The mission behind Lions Hearing Center of Michigan is to provide education and social services to assist the deaf and hard of hearing. To that end, the organization offers hearing screenings, educational programs and outreach to deaf communities across Southeast Michigan.
Southfield-based Wish Upon A Teen promotes peer interaction and self-esteem-building for teenagers facing life-limiting medical conditions. The nonprofit’s programs — like Design My Room, which allows teens to make over their hospital rooms, and Evening of Dreams, an annual gala for those who can’t attend their school’s prom — serve teens in nearly 70 hospitals nationwide.
Founded in 1920 in response to the effects of polio and tuberculosis on Metro Detroit children, Detroit Institute for Children provides care for children with physical, neurological, developmental, emotional and/or behavioral special needs. The agency serves kids in over 150 schools, Head Start and Early Intervention programs throughout Metro Detroit, southeast, central and southwest Michigan.
Variety Detroit has one simple goal — to help children — and it’s been doing just that since 1931. The organization serves Detroit-area children with special needs, providing everything from electronic prosthetics and weekend meals to elementary student to horseback riding lessons and essentials such as clothing, bedding, winter apparel, and more.
Jenny Brown graduated from college around the same time that her sister, Becca Smither, finished high school — but while Brown was preparing to pursue a career in law, Smither, who has Down syndrome, found herself with no job prospects. “For years she sat at home,” says Brown. “My parents tried to piece something together for her to do every day.”
In 2010, Brown and her mother, Michele Smither, launched Dutton Farm to remedy this dilemma for Becca and other individuals living with developmental disabilities. (Brown is the organization’s CEO.) To date, the Rochester-based nonprofit has served about 2,500 people with programs that focus on workforce development, community involvement and adult education. In 2016 Brown started an initiative, Everybody by Dutton Farm, to provide job opportunities to adults with developmental disabilities. Her team — nearly half of whom have disabilities — produces natural bath and body products that are sold in stores statewide; this year the company created over 5,500 hours of employment. “We built an inclusive work environment at competitive, fair wages so that people with and without disabilities work side by side,” she says.
As for Becca? Now 42, she works at Everybody as well as a coffee shop in Lake Orion that employs Dutton Farm participants. “She went from being unemployed with nothing to do every day to having two jobs and a fulfilled life of relationship building and accessing her community,” says Brown. “She’s doing things she loves to do.”

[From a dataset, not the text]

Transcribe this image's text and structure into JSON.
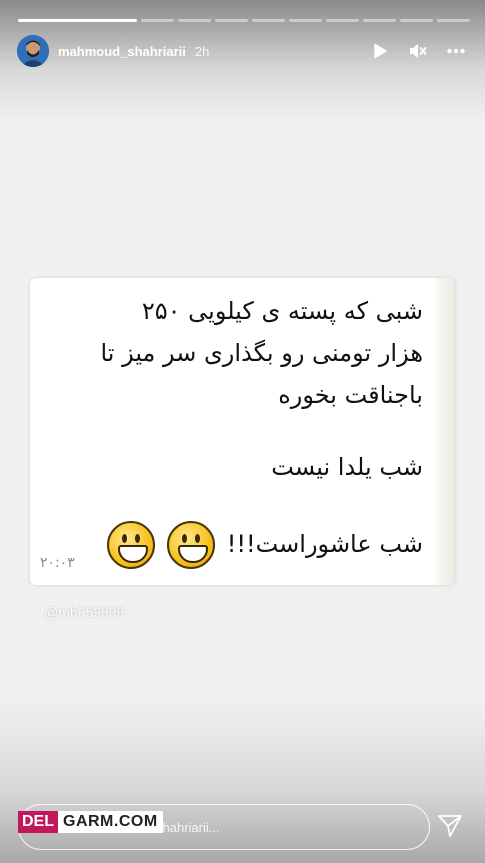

- Tamarack Camps
- FAR Therapeutic Arts and Recreation
- St. Francis Camp on the Lake
- Forever Friends Network
- Easterseals Michigan
- Community Opportunity Center
- Arkay Inc.